● **TO DO**:
When a line in the listing below contains the word "this", return a copy of that line.

□ □ □ □

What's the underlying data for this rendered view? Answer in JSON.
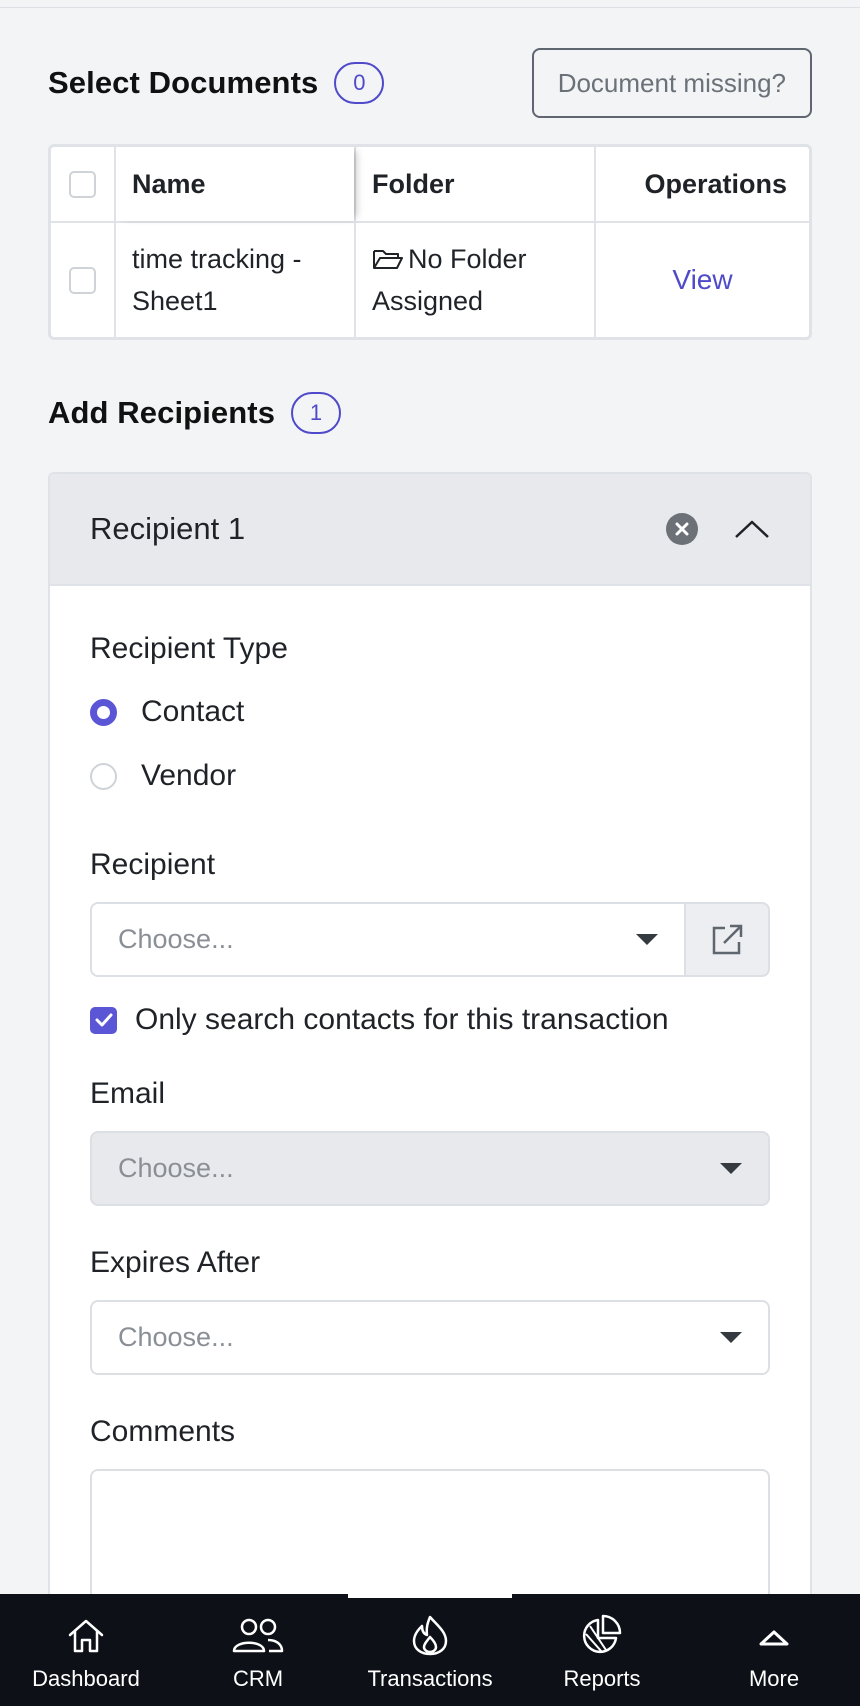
{
  "documents": {
    "title": "Select Documents",
    "count": "0",
    "missing_button": "Document missing?",
    "columns": {
      "name": "Name",
      "folder": "Folder",
      "operations": "Operations"
    },
    "rows": [
      {
        "name": "time tracking - Sheet1",
        "folder": "No Folder Assigned",
        "action": "View"
      }
    ]
  },
  "recipients": {
    "title": "Add Recipients",
    "count": "1",
    "card_title": "Recipient 1",
    "type_label": "Recipient Type",
    "type_options": [
      "Contact",
      "Vendor"
    ],
    "type_selected": "Contact",
    "recipient_label": "Recipient",
    "recipient_placeholder": "Choose...",
    "only_search_label": "Only search contacts for this transaction",
    "only_search_checked": true,
    "email_label": "Email",
    "email_placeholder": "Choose...",
    "expires_label": "Expires After",
    "expires_placeholder": "Choose...",
    "comments_label": "Comments"
  },
  "nav": {
    "items": [
      {
        "label": "Dashboard",
        "icon": "home-icon"
      },
      {
        "label": "CRM",
        "icon": "users-icon"
      },
      {
        "label": "Transactions",
        "icon": "flame-icon"
      },
      {
        "label": "Reports",
        "icon": "pie-chart-icon"
      },
      {
        "label": "More",
        "icon": "chevron-up-icon"
      }
    ]
  },
  "colors": {
    "accent": "#4f4ac9",
    "nav_bg": "#0d1117",
    "page_bg": "#f3f4f6"
  }
}
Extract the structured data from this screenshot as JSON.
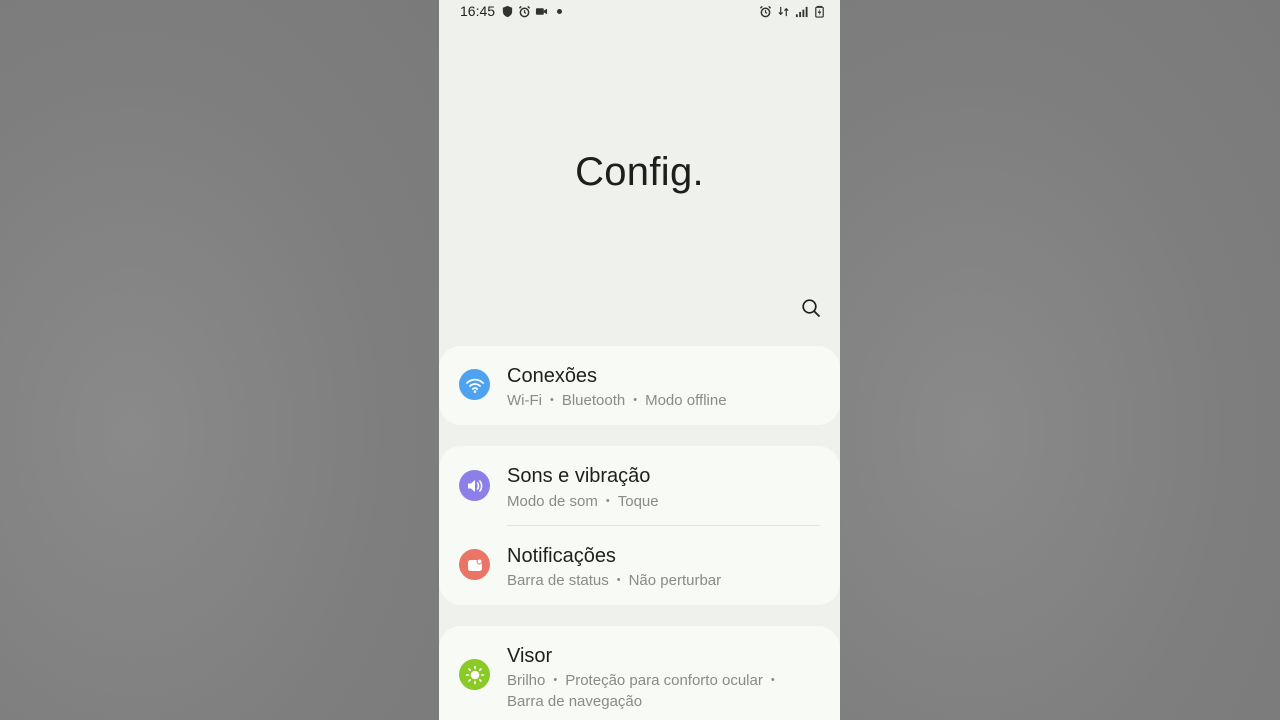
{
  "status_bar": {
    "time": "16:45"
  },
  "page": {
    "title": "Config."
  },
  "colors": {
    "connections_icon": "#4da3ef",
    "sounds_icon": "#8d7fe8",
    "notifications_icon": "#ea7466",
    "display_icon": "#8ac926"
  },
  "settings": [
    {
      "title": "Conexões",
      "icon": "wifi-icon",
      "subtitle_parts": [
        "Wi-Fi",
        "Bluetooth",
        "Modo offline"
      ]
    },
    {
      "title": "Sons e vibração",
      "icon": "speaker-icon",
      "subtitle_parts": [
        "Modo de som",
        "Toque"
      ]
    },
    {
      "title": "Notificações",
      "icon": "notification-icon",
      "subtitle_parts": [
        "Barra de status",
        "Não perturbar"
      ]
    },
    {
      "title": "Visor",
      "icon": "sun-icon",
      "subtitle_parts": [
        "Brilho",
        "Proteção para conforto ocular",
        "Barra de navegação"
      ]
    }
  ]
}
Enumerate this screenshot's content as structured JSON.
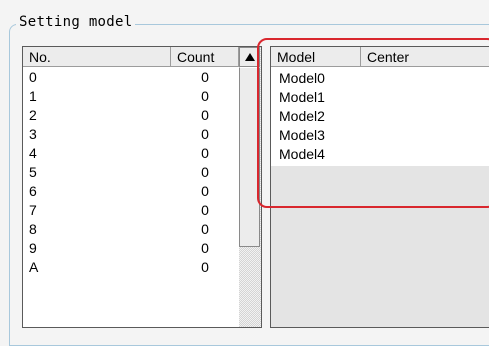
{
  "group": {
    "title": "Setting model"
  },
  "left_list": {
    "columns": [
      "No.",
      "Count"
    ],
    "rows": [
      {
        "no": "0",
        "count": "0"
      },
      {
        "no": "1",
        "count": "0"
      },
      {
        "no": "2",
        "count": "0"
      },
      {
        "no": "3",
        "count": "0"
      },
      {
        "no": "4",
        "count": "0"
      },
      {
        "no": "5",
        "count": "0"
      },
      {
        "no": "6",
        "count": "0"
      },
      {
        "no": "7",
        "count": "0"
      },
      {
        "no": "8",
        "count": "0"
      },
      {
        "no": "9",
        "count": "0"
      },
      {
        "no": "A",
        "count": "0"
      }
    ],
    "scroll_up_icon": "triangle-up"
  },
  "right_list": {
    "columns": [
      "Model",
      "Center"
    ],
    "rows": [
      "Model0",
      "Model1",
      "Model2",
      "Model3",
      "Model4"
    ]
  },
  "colors": {
    "highlight": "#d9272e",
    "group_border": "#a8c8dc"
  }
}
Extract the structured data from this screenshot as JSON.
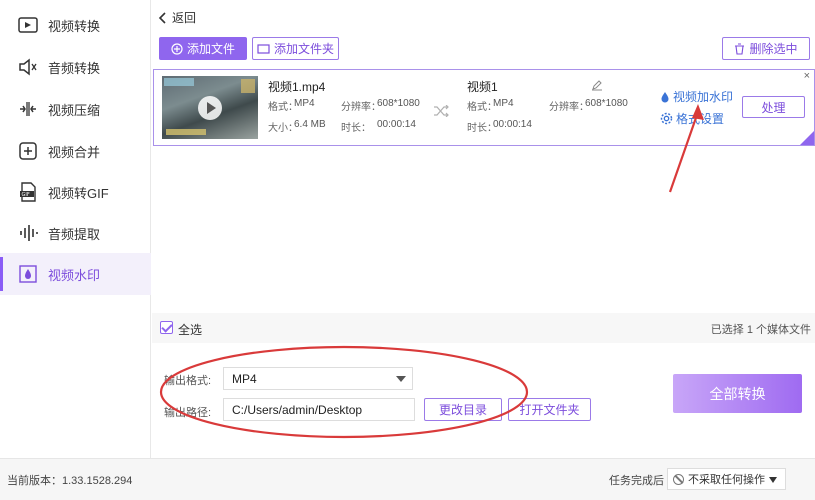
{
  "sidebar": {
    "items": [
      {
        "label": "视频转换",
        "icon": "video-convert-icon"
      },
      {
        "label": "音频转换",
        "icon": "audio-convert-icon"
      },
      {
        "label": "视频压缩",
        "icon": "compress-icon"
      },
      {
        "label": "视频合并",
        "icon": "merge-icon"
      },
      {
        "label": "视频转GIF",
        "icon": "gif-icon"
      },
      {
        "label": "音频提取",
        "icon": "audio-extract-icon"
      },
      {
        "label": "视频水印",
        "icon": "watermark-icon"
      }
    ],
    "active_index": 6
  },
  "header": {
    "back_label": "返回"
  },
  "toolbar": {
    "add_file_label": "添加文件",
    "add_folder_label": "添加文件夹",
    "delete_selected_label": "删除选中"
  },
  "file": {
    "source_name": "视频1.mp4",
    "source_format_label": "格式：",
    "source_format": "MP4",
    "source_resolution_label": "分辨率：",
    "source_resolution": "608*1080",
    "source_size_label": "大小：",
    "source_size": "6.4 MB",
    "source_duration_label": "时长：",
    "source_duration": "00:00:14",
    "output_name": "视频1",
    "output_format_label": "格式：",
    "output_format": "MP4",
    "output_resolution_label": "分辨率：",
    "output_resolution": "608*1080",
    "output_duration_label": "时长：",
    "output_duration": "00:00:14",
    "watermark_link": "视频加水印",
    "format_settings_link": "格式设置",
    "process_label": "处理",
    "close_glyph": "×"
  },
  "selection": {
    "select_all_label": "全选",
    "selected_count_text": "已选择 1 个媒体文件"
  },
  "output": {
    "format_label": "输出格式:",
    "format_value": "MP4",
    "path_label": "输出路径:",
    "path_value": "C:/Users/admin/Desktop",
    "change_dir_label": "更改目录",
    "open_folder_label": "打开文件夹",
    "convert_all_label": "全部转换"
  },
  "status": {
    "version_text": "当前版本：1.33.1528.294",
    "after_complete_label": "任务完成后",
    "after_complete_value": "不采取任何操作"
  },
  "colors": {
    "accent": "#8f66ee",
    "annotation": "#d93a3a",
    "link": "#3a73d6"
  }
}
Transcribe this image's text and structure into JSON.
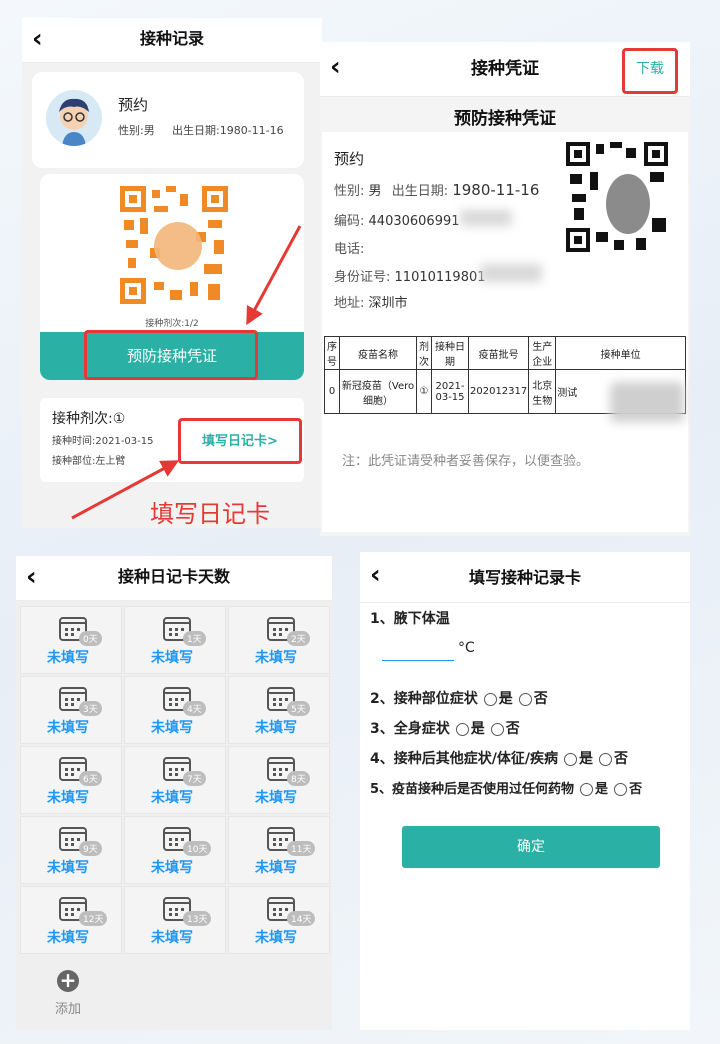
{
  "record": {
    "title": "接种记录",
    "name": "预约",
    "gender": "性别:男",
    "birth": "出生日期:1980-11-16",
    "dose_progress": "接种剂次:1/2",
    "cert_button": "预防接种凭证",
    "dose_label": "接种剂次:①",
    "dose_time": "接种时间:2021-03-15",
    "dose_site": "接种部位:左上臂",
    "diary_link": "填写日记卡>",
    "annotation": "填写日记卡"
  },
  "certificate": {
    "title": "接种凭证",
    "download": "下载",
    "heading": "预防接种凭证",
    "name": "预约",
    "gender_label": "性别:",
    "gender": "男",
    "birth_label": "出生日期:",
    "birth": "1980-11-16",
    "code_label": "编码:",
    "code": "44030606991",
    "phone_label": "电话:",
    "id_label": "身份证号:",
    "id_value": "11010119801",
    "address_label": "地址:",
    "address": "深圳市",
    "table_headers": [
      "序号",
      "疫苗名称",
      "剂次",
      "接种日期",
      "疫苗批号",
      "生产企业",
      "接种单位"
    ],
    "table_row": [
      "0",
      "新冠疫苗（Vero细胞）",
      "①",
      "2021-03-15",
      "202012317",
      "北京生物",
      "测试"
    ],
    "note": "注：此凭证请受种者妥善保存，以便查验。"
  },
  "diary": {
    "title": "接种日记卡天数",
    "days": [
      "0天",
      "1天",
      "2天",
      "3天",
      "4天",
      "5天",
      "6天",
      "7天",
      "8天",
      "9天",
      "10天",
      "11天",
      "12天",
      "13天",
      "14天"
    ],
    "status": "未填写",
    "add_label": "添加"
  },
  "form": {
    "title": "填写接种记录卡",
    "q1": "1、腋下体温",
    "unit": "°C",
    "q2": "2、接种部位症状",
    "q3": "3、全身症状",
    "q4": "4、接种后其他症状/体征/疾病",
    "q5": "5、疫苗接种后是否使用过任何药物",
    "yes": "是",
    "no": "否",
    "confirm": "确定"
  },
  "colors": {
    "accent": "#2bb0a6",
    "annotation_red": "#e53935",
    "status_blue": "#2196f3"
  }
}
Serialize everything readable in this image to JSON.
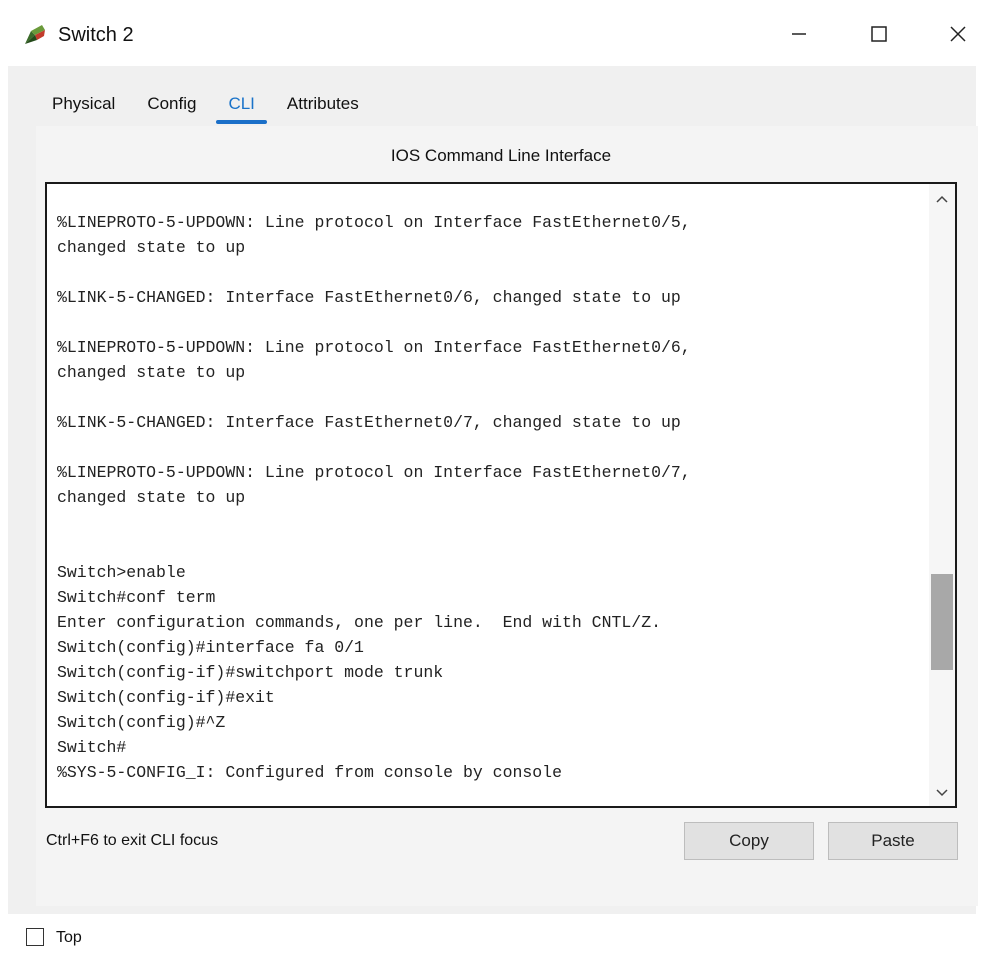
{
  "window": {
    "title": "Switch 2",
    "icon": "switch-device-icon",
    "controls": {
      "minimize_icon": "minimize-icon",
      "maximize_icon": "maximize-icon",
      "close_icon": "close-icon"
    }
  },
  "tabs": [
    {
      "label": "Physical",
      "active": false
    },
    {
      "label": "Config",
      "active": false
    },
    {
      "label": "CLI",
      "active": true
    },
    {
      "label": "Attributes",
      "active": false
    }
  ],
  "cli": {
    "heading": "IOS Command Line Interface",
    "lines": [
      "%LINEPROTO-5-UPDOWN: Line protocol on Interface FastEthernet0/5,",
      "changed state to up",
      "",
      "%LINK-5-CHANGED: Interface FastEthernet0/6, changed state to up",
      "",
      "%LINEPROTO-5-UPDOWN: Line protocol on Interface FastEthernet0/6,",
      "changed state to up",
      "",
      "%LINK-5-CHANGED: Interface FastEthernet0/7, changed state to up",
      "",
      "%LINEPROTO-5-UPDOWN: Line protocol on Interface FastEthernet0/7,",
      "changed state to up",
      "",
      "",
      "Switch>enable",
      "Switch#conf term",
      "Enter configuration commands, one per line.  End with CNTL/Z.",
      "Switch(config)#interface fa 0/1",
      "Switch(config-if)#switchport mode trunk",
      "Switch(config-if)#exit",
      "Switch(config)#^Z",
      "Switch#",
      "%SYS-5-CONFIG_I: Configured from console by console"
    ],
    "hint": "Ctrl+F6 to exit CLI focus",
    "copy_label": "Copy",
    "paste_label": "Paste"
  },
  "footer": {
    "checkbox_label": "Top",
    "checked": false
  },
  "colors": {
    "active_tab": "#1a73c9",
    "tab_underline": "#1a6fc8",
    "panel_bg": "#f0f0f0",
    "terminal_border": "#1a1a1a"
  }
}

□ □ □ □

● **RESPONSE TO THE TASK**:
What's the underlying data for this rendered view? Answer in JSON.
    "only_search_label": "Only search contacts for this transaction",
Extract the structured data from this screenshot as JSON.
Enumerate this screenshot's content as structured JSON.
Extract the structured data from this screenshot as JSON.
Transcribe this image's text and structure into JSON.
Serialize everything readable in this image to JSON.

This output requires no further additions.